AMERICANA: The field of early Americana is fully covered, including the first and extremely rare editions of the four voyages of Vespucci, 1504; four editions of the Letter of Columbus, 1493; De Bry's Grand Voyages in Latin, 1590; early or first editions of Champlain, Peter Martyr, Richard Eden, Hakluyt and the Voyages of the English Navigators.
There is a remarkably fine copy of John Winthrop's Declaration between the English and the Narrowgansetts, 1645, from the first press in North America, of which only three other copies are known, all in public libraries. Smith's Virginia is on large paper with both portraits and the engraved title in the first state, and with the arms of James I and the Duchess of Richmond quartered on the binding. Of New York interest are the uncut copy of Denton's New York, the first New York Directory, and the New York Charter of 1719, printed by Bradford; Filson's Kentucky with the map in perfect condition, of which not
more than six copies are known; Smith's Advertisement for Planters, 1631; Thomas' Pensilvania, 1628; Wood's New England's Prospect; Eliot's Indian Tracts; Franklin's Cato Major; an uncut copy of Mason's Pequot War, and others of equal importance.
In the later period will be found Longfellow's OutreMer, with the original wrappers preserved and an autograph letter from the author relating to it; Hawthorne's Fanshawe; Lowell's Pioneer; Bryant's Embargo; and the writings of Irving, Holmes, Poe, Whittier, Emerson and others, all first editions.
FRENCH BOOKS constitute in point of actual numbers the largest section of the whole library and number nearly 5,000 titles. There are a large number of first and other early Editions of the French Classical authors, while the beautiful Eighteenth Century Illustrated Books cannot fail to attract attention. As would naturally be expected from the fact that Mr. Hoe was a member of the Société des Amis des Livres, he was especially interested in modern French works. A large number of these books, as may be seen from the Catalogue, are Limited Editions printed on special paper, the plates in several states, while many contain the original Water-Color Drawings used for the production of the Illustrations. Moreover, they are almost all most sumptuously bound "in their redolent crushed levant.'

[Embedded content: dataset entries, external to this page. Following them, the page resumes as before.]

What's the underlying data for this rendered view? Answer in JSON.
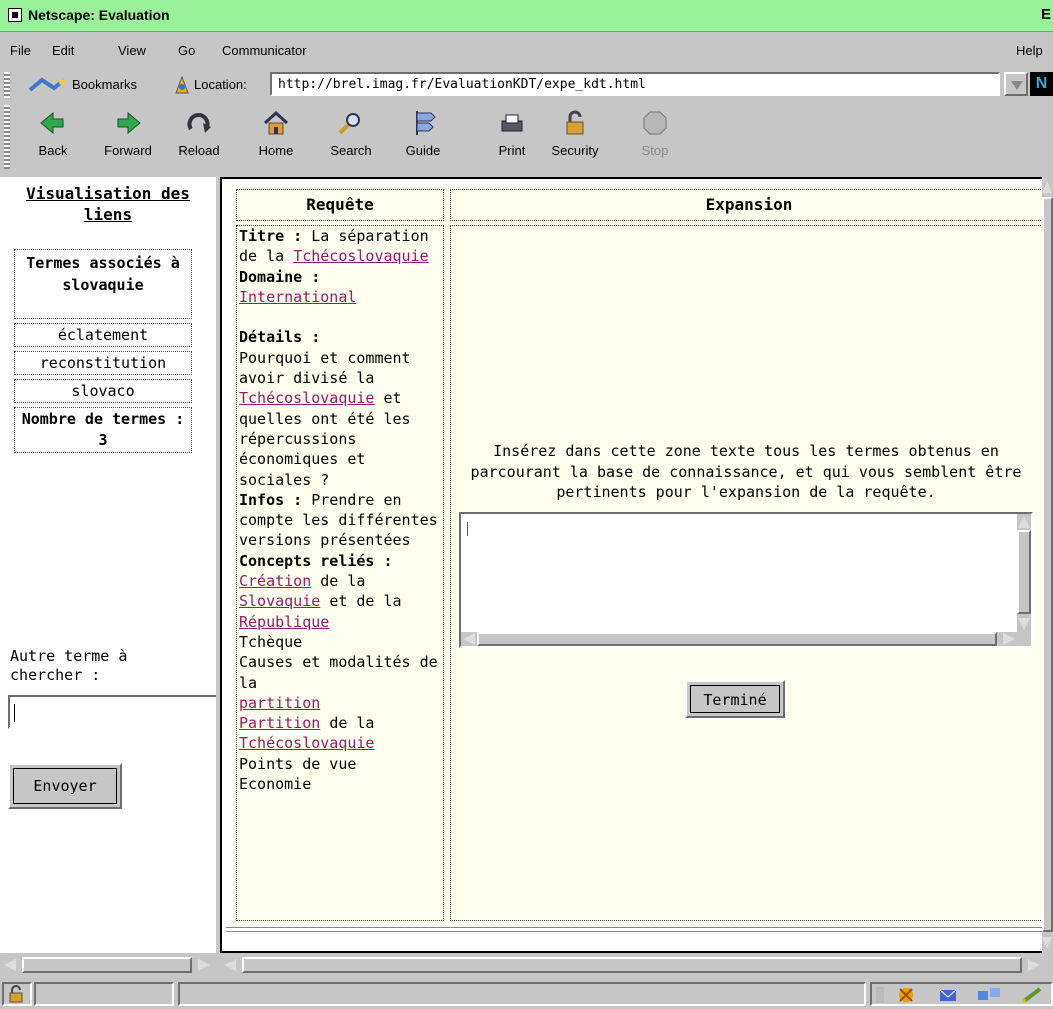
{
  "window": {
    "title": "Netscape: Evaluation",
    "title_right": "E"
  },
  "menu": {
    "file": "File",
    "edit": "Edit",
    "view": "View",
    "go": "Go",
    "communicator": "Communicator",
    "help": "Help"
  },
  "location": {
    "bookmarks": "Bookmarks",
    "label": "Location:",
    "url": "http://brel.imag.fr/EvaluationKDT/expe_kdt.html"
  },
  "toolbar": {
    "back": "Back",
    "forward": "Forward",
    "reload": "Reload",
    "home": "Home",
    "search": "Search",
    "guide": "Guide",
    "print": "Print",
    "security": "Security",
    "stop": "Stop"
  },
  "left": {
    "title": "Visualisation des liens",
    "terms_header": "Termes associés à slovaquie",
    "terms": [
      "éclatement",
      "reconstitution",
      "slovaco"
    ],
    "count_label": "Nombre de termes : 3",
    "other_label": "Autre terme à chercher :",
    "input_value": "",
    "send": "Envoyer"
  },
  "table": {
    "col_request": "Requête",
    "col_expansion": "Expansion",
    "request": {
      "titre_label": "Titre :",
      "titre_text": "La séparation de la",
      "titre_link": "Tchécoslovaquie",
      "domaine_label": "Domaine :",
      "domaine_link": "International",
      "details_label": "Détails :",
      "details_text_1": "Pourquoi et comment avoir divisé la",
      "details_link": "Tchécoslovaquie",
      "details_text_2": "et quelles ont été les répercussions économiques et sociales ?",
      "infos_label": "Infos :",
      "infos_text": "Prendre en compte les différentes versions présentées",
      "concepts_label": "Concepts reliés :",
      "c_creation": "Création",
      "c_de_la_1": "de la",
      "c_slovaquie": "Slovaquie",
      "c_et_de": "et de la",
      "c_republique": "République",
      "c_tcheque": "Tchèque",
      "c_causes": "Causes et modalités de la",
      "c_partition": "partition",
      "c_partition2": "Partition",
      "c_de_la_2": "de la",
      "c_tchecoslovaquie": "Tchécoslovaquie",
      "c_points": "Points de vue",
      "c_economie": "Economie"
    },
    "instruction": "Insérez dans cette zone texte tous les termes obtenus en parcourant la base de connaissance, et qui vous semblent être pertinents pour l'expansion de la requête.",
    "textarea_value": "",
    "done": "Terminé"
  },
  "colors": {
    "titlebar": "#98f098",
    "chrome": "#c6c6c6",
    "link": "#9a1a6a",
    "cell_bg": "#fffff0"
  },
  "icons": {
    "back": "back-arrow-icon",
    "forward": "forward-arrow-icon",
    "reload": "reload-icon",
    "home": "home-icon",
    "search": "search-icon",
    "guide": "guide-icon",
    "print": "printer-icon",
    "security": "lock-icon",
    "stop": "stop-icon"
  }
}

AUTOGRAPHS AND MANUSCRIPTS: One of the letters from Robert Burns to "Clarinda " and the manuscripts of three poems, one unpublished; the manuscript of Scott's Life of Swift, and an important letter relating to Napoleon; a document signed by Oliver Cromwell; a full letter in the hand of Cardinal Richelieu; a letter from Sterne mentioning Tristram Shandy; a letter from Carlyle on the American Civil War; a letter from David Garrick and one from Horace Walpole; the signatures of Killigrew and Congreve; some remarkable manuscripts of Washington Irving, including extracts from Washington's Diary, the manuscript of his Life of Oliver Goldsmith and his revised copy for the 1853 edition of Knickerbocker's History of New York.
The above very imperfect summary includes a number of important works which do not appear in the first Catalogue. Part I comprises only about one-fourth of the library and it is proposed to hold three additional sales, the dates of which will be announced hereafter.